Another farming family had nine women with uterine tumors in three generations; almost every family in the village had at least one cancer. "The highest dioxin value measured on Anshun's land is the current world record," he said sadly."Let Taiwan keep this stigma and no other country break the record!"

Huang Huan-chang researched, searched, and found the owners of every fish farm around the factory. It took a very long time to gain everyone's trust and draw a complete map of cancer in the villagers. Dioxin has been detected in soil, river sediment, fish and shrimp, and human blood. It is the most complete case in Taiwan.

Huang took advantage of the opportunity to expose the victims of the Taiwan alkali case. He held weekly press conferences and pushed out one victim at a time until the government surrendered, announcing that "1.3 billion yuan in five years"(later expanded to "3.4 billion yuan in 19 years") would be given humanitarian care, just like Taiwan's version of "Never Compromise"(a live-action adaptation of Julia Roberts, depicting a legal amateur fighting for compensation for the polluted people).

But for the villagers, they are more grateful that Huang Huanzhang found out the truth,"otherwise we will die unjustly." A month after saying this, Lin Xianzhong, a villager suffering from all kinds of diseases, died.

A large amount of dioxin-containing waste was recovered from the Taiwan alkali case (Photo courtesy/Tainan Society University)"Environmental scene will not deceive" Environmental detectives dig up the truth in Taiwan

Huang Huanzhang's mantra for joining the environmental protection movement is that "when you walk, you leave a trail.""Environmental scenes don't lie." With the radar of a detective, he cleverly gathered clues and proofs.

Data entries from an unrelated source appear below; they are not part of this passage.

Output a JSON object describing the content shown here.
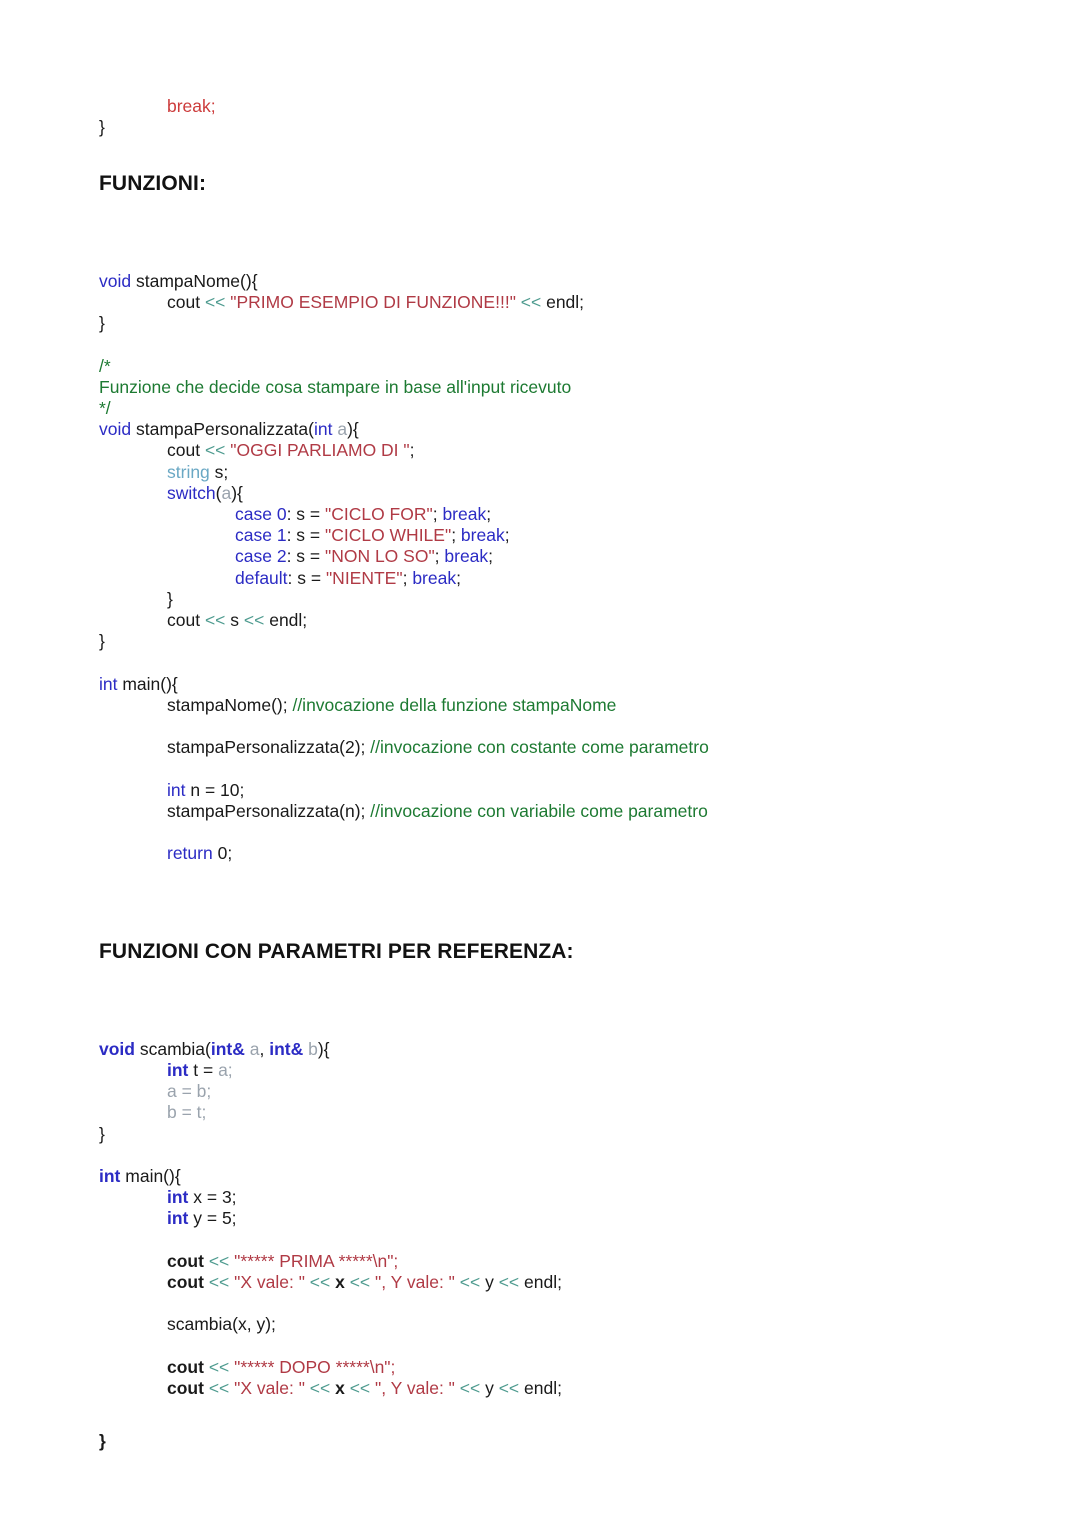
{
  "document": {
    "language": "C++",
    "locale": "it",
    "colors": {
      "keyword": "#2b2bc4",
      "type_secondary": "#6aa8c4",
      "string": "#b03a45",
      "comment": "#1d7a32",
      "operator": "#4e9b8f",
      "parameter": "#9aa3ad",
      "break_red": "#cc3b3b",
      "text": "#1a1a1a",
      "background": "#ffffff"
    }
  },
  "headings": {
    "funzioni": "FUNZIONI:",
    "funzioni_referenza": "FUNZIONI CON PARAMETRI PER REFERENZA:"
  },
  "snippet_top": {
    "break": "break;",
    "close_brace": "}"
  },
  "stampa_nome": {
    "signature_kw": "void",
    "signature_rest": " stampaNome(){",
    "cout": "cout ",
    "op1": "<<",
    "string": " \"PRIMO ESEMPIO DI FUNZIONE!!!\" ",
    "op2": "<<",
    "endl": " endl;",
    "close_brace": "}"
  },
  "comment_block": {
    "open": "/*",
    "text": "Funzione che decide cosa stampare in base all'input ricevuto",
    "close": "*/"
  },
  "stampa_personalizzata": {
    "kw_void": "void",
    "name_open": " stampaPersonalizzata(",
    "kw_int": "int",
    "param_a": " a",
    "close_paren": "){",
    "cout": "cout ",
    "op1": "<<",
    "str_oggi": " \"OGGI PARLIAMO DI \"",
    "semicolon": ";",
    "kw_string": "string",
    "var_s": " s;",
    "kw_switch": "switch",
    "switch_open": "(",
    "switch_param": "a",
    "switch_close": "){",
    "cases": [
      {
        "label": "case 0",
        "assign": ": s = ",
        "value": "\"CICLO FOR\"",
        "sep": "; ",
        "break": "break",
        "end": ";"
      },
      {
        "label": "case 1",
        "assign": ": s = ",
        "value": "\"CICLO WHILE\"",
        "sep": "; ",
        "break": "break",
        "end": ";"
      },
      {
        "label": "case 2",
        "assign": ": s = ",
        "value": "\"NON LO SO\"",
        "sep": "; ",
        "break": "break",
        "end": ";"
      },
      {
        "label": "default",
        "assign": ": s = ",
        "value": "\"NIENTE\"",
        "sep": "; ",
        "break": "break",
        "end": ";"
      }
    ],
    "switch_close_brace": "}",
    "cout2": "cout ",
    "op2": "<<",
    "var_s2": " s ",
    "op3": "<<",
    "endl": " endl;",
    "close_brace": "}"
  },
  "main_one": {
    "kw_int": "int",
    "signature_rest": " main(){",
    "call_stampa_nome": "stampaNome(); ",
    "comment_stampa_nome": "//invocazione della funzione stampaNome",
    "call_personalizzata_const": "stampaPersonalizzata(2); ",
    "comment_const": "//invocazione con costante come parametro",
    "decl_int": "int",
    "decl_rest": " n = 10;",
    "call_personalizzata_var": "stampaPersonalizzata(n); ",
    "comment_var": "//invocazione con variabile come parametro",
    "kw_return": "return",
    "return_rest": " 0;"
  },
  "scambia": {
    "kw_void": "void",
    "name_open": " scambia(",
    "kw_int_ref_1": "int&",
    "param_a": " a",
    "comma": ", ",
    "kw_int_ref_2": "int&",
    "param_b": " b",
    "close_paren": "){",
    "decl_int": "int",
    "decl_t": " t = ",
    "decl_t_val": "a;",
    "assign_a": "a = b;",
    "assign_b": "b = t;",
    "close_brace": "}"
  },
  "main_two": {
    "kw_int": "int",
    "signature_rest": " main(){",
    "decl_x_kw": "int",
    "decl_x_rest": " x = 3;",
    "decl_y_kw": "int",
    "decl_y_rest": " y = 5;",
    "cout_prima": "cout ",
    "op_prima": "<<",
    "str_prima": " \"***** PRIMA *****\\n\";",
    "cout_vals_1": "cout ",
    "op_v1": "<<",
    "str_x_1": " \"X vale: \" ",
    "op_v2": "<<",
    "var_x_1": " x ",
    "op_v3": "<<",
    "str_y_1": " \", Y vale: \" ",
    "op_v4": "<<",
    "var_y_1": " y ",
    "op_v5": "<<",
    "endl_1": " endl;",
    "call_scambia": "scambia(x, y);",
    "cout_dopo": "cout ",
    "op_dopo": "<<",
    "str_dopo": " \"***** DOPO *****\\n\";",
    "cout_vals_2": "cout ",
    "op_w1": "<<",
    "str_x_2": " \"X vale: \" ",
    "op_w2": "<<",
    "var_x_2": " x ",
    "op_w3": "<<",
    "str_y_2": " \", Y vale: \" ",
    "op_w4": "<<",
    "var_y_2": " y ",
    "op_w5": "<<",
    "endl_2": " endl;",
    "close_brace": "}"
  }
}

For example, he tracked down the illegal discharge of waste acid in Errenxi and found a red liquid residue in front of a metal house. He took photos from under the locked door and photographed the chassis of the oil tank car, which was also red. He knew that something was wrong. The next day, I brought the escalator to the factory to look around. I saw four big barrels secretly discharging waste acid into the stream at night! Bingo, he reported to the Tainan District Attorney's Office to stop the evil deeds of the operators.

There is a four-hectare grassland near the Taiwan alkali factory, attracting many people to take wedding dresses. Huang Huanzhang found it strange that there were two abrupt hills surrounded by fishing ponds. What was even more strange was that there were only two pollution-resistant species, Miscanthus and Acacia leucocephala, on the hills.